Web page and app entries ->
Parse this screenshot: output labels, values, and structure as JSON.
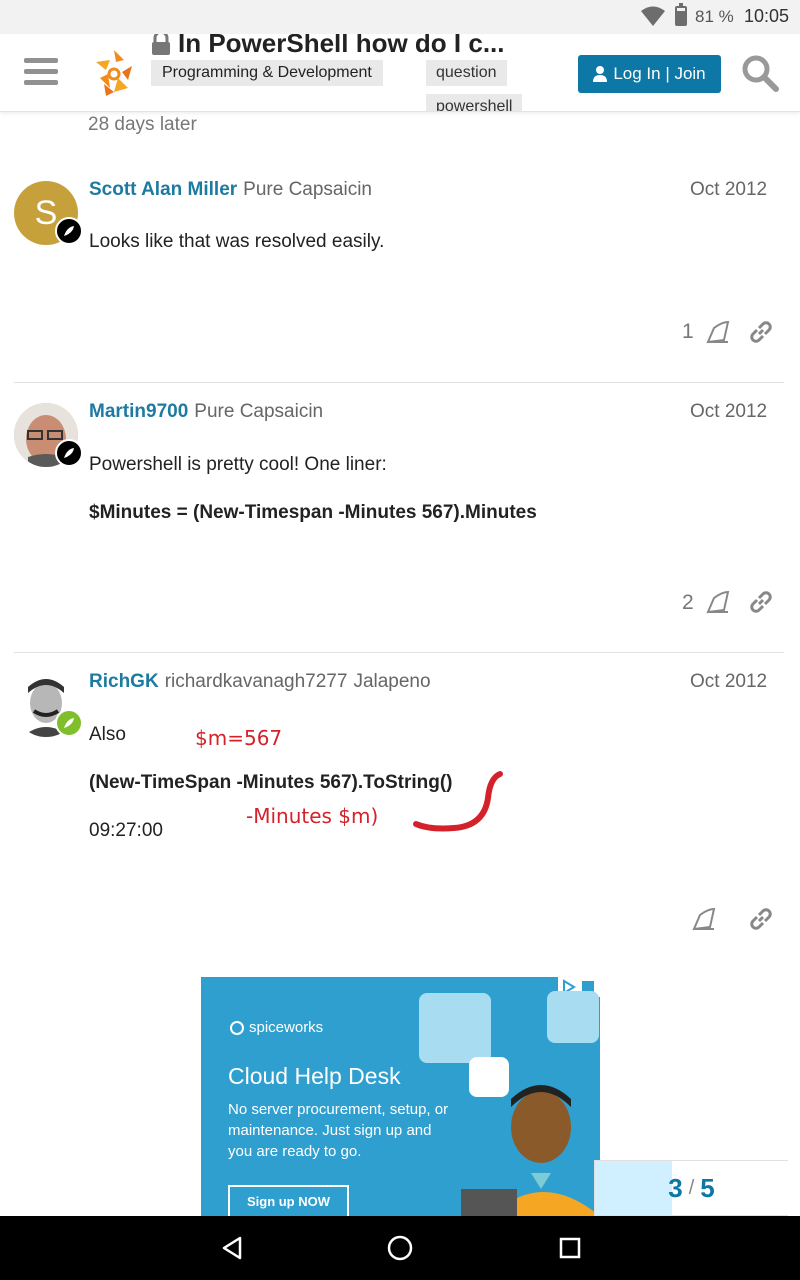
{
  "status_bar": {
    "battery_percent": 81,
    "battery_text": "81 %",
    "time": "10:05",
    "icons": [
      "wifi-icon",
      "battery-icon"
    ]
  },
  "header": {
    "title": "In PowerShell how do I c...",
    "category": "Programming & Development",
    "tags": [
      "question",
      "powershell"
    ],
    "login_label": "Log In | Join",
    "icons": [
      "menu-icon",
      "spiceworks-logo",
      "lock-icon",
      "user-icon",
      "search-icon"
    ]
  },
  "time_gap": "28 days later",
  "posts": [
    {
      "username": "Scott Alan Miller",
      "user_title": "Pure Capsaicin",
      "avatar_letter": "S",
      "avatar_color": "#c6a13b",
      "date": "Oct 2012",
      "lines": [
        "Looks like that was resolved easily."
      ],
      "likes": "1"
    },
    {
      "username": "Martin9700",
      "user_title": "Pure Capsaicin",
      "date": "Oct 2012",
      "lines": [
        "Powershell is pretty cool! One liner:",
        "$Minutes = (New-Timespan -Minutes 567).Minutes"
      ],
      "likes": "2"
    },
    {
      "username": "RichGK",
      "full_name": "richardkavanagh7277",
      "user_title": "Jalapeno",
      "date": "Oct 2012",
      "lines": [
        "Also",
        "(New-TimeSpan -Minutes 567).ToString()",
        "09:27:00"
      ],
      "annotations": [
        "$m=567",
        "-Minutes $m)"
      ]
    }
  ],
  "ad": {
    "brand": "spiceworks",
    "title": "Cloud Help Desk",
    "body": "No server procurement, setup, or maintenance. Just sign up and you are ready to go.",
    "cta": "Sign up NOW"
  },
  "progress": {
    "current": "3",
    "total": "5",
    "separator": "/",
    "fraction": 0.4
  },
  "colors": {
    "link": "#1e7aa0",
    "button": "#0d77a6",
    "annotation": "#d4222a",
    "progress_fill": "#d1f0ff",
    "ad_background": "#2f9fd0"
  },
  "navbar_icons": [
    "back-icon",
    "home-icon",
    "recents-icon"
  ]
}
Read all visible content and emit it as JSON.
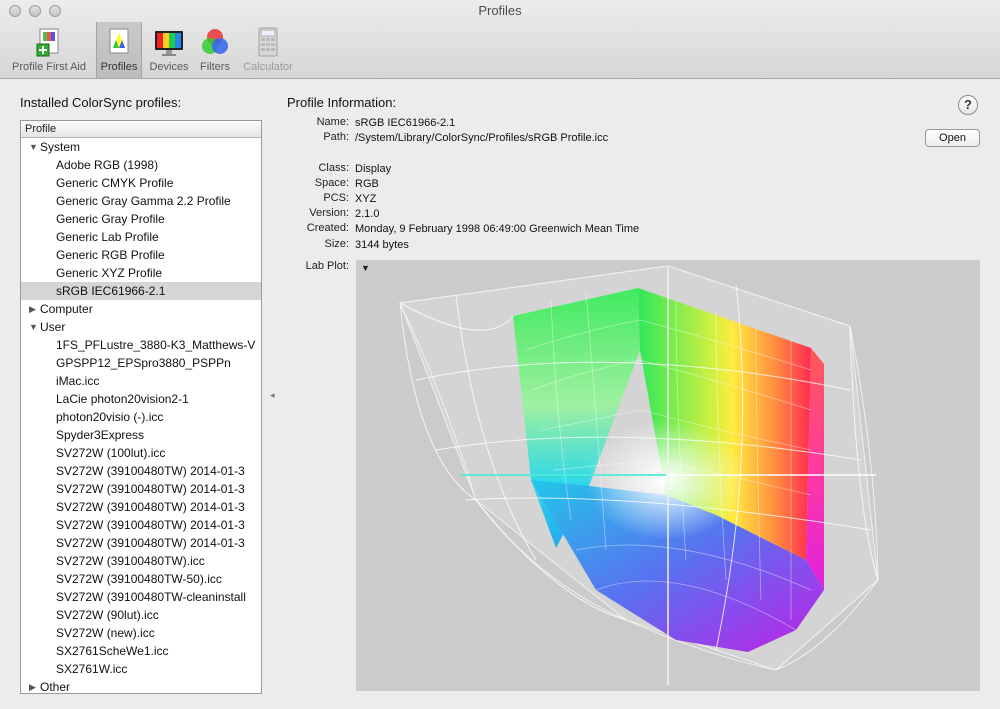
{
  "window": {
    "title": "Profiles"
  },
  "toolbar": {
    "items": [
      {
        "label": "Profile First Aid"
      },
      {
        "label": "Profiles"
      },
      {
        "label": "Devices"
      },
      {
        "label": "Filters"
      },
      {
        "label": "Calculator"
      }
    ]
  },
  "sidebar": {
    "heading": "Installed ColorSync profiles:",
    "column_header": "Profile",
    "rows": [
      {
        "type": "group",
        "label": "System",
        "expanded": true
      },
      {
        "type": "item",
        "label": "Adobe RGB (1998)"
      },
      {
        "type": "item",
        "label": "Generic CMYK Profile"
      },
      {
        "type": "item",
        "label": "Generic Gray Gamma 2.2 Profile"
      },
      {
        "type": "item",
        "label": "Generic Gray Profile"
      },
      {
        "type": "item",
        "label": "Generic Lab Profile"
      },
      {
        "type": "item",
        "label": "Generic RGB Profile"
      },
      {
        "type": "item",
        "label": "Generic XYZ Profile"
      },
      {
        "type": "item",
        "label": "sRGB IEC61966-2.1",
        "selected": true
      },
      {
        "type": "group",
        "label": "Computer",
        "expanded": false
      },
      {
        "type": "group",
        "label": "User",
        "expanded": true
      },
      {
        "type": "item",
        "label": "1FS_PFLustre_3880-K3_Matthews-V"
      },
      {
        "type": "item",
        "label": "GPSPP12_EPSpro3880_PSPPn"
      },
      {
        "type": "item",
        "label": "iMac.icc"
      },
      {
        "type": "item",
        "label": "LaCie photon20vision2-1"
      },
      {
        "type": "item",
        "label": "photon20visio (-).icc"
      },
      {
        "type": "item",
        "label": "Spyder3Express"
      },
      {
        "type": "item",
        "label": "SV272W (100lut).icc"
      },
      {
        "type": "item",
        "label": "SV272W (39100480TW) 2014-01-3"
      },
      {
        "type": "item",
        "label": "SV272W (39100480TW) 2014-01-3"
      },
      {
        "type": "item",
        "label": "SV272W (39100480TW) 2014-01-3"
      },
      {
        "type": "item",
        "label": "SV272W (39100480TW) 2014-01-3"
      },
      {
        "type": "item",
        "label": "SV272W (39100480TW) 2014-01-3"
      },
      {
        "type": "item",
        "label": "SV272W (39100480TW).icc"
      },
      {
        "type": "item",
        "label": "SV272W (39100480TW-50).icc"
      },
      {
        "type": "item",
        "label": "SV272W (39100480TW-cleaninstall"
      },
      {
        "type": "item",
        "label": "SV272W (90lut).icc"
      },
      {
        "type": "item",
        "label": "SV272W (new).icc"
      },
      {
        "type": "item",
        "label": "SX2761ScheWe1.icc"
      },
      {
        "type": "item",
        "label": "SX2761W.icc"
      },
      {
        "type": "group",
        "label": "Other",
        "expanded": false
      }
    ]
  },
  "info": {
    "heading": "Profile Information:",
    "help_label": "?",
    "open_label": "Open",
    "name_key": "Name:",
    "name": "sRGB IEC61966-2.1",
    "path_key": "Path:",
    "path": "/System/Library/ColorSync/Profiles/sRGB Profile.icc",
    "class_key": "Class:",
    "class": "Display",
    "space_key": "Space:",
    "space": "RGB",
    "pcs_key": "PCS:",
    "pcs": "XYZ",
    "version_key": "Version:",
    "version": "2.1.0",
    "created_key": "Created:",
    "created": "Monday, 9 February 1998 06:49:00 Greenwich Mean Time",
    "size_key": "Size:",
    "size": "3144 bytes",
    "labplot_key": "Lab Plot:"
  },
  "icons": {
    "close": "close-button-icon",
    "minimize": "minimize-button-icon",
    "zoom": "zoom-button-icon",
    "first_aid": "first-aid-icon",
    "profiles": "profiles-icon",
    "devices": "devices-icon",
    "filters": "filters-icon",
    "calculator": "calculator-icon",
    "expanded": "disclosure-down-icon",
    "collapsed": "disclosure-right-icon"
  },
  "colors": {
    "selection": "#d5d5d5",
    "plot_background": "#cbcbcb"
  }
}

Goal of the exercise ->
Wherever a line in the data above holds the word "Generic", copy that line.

Answer to the problem ->
        "label": "Generic CMYK Profile"
        "label": "Generic Gray Gamma 2.2 Profile"
        "label": "Generic Gray Profile"
        "label": "Generic Lab Profile"
        "label": "Generic RGB Profile"
        "label": "Generic XYZ Profile"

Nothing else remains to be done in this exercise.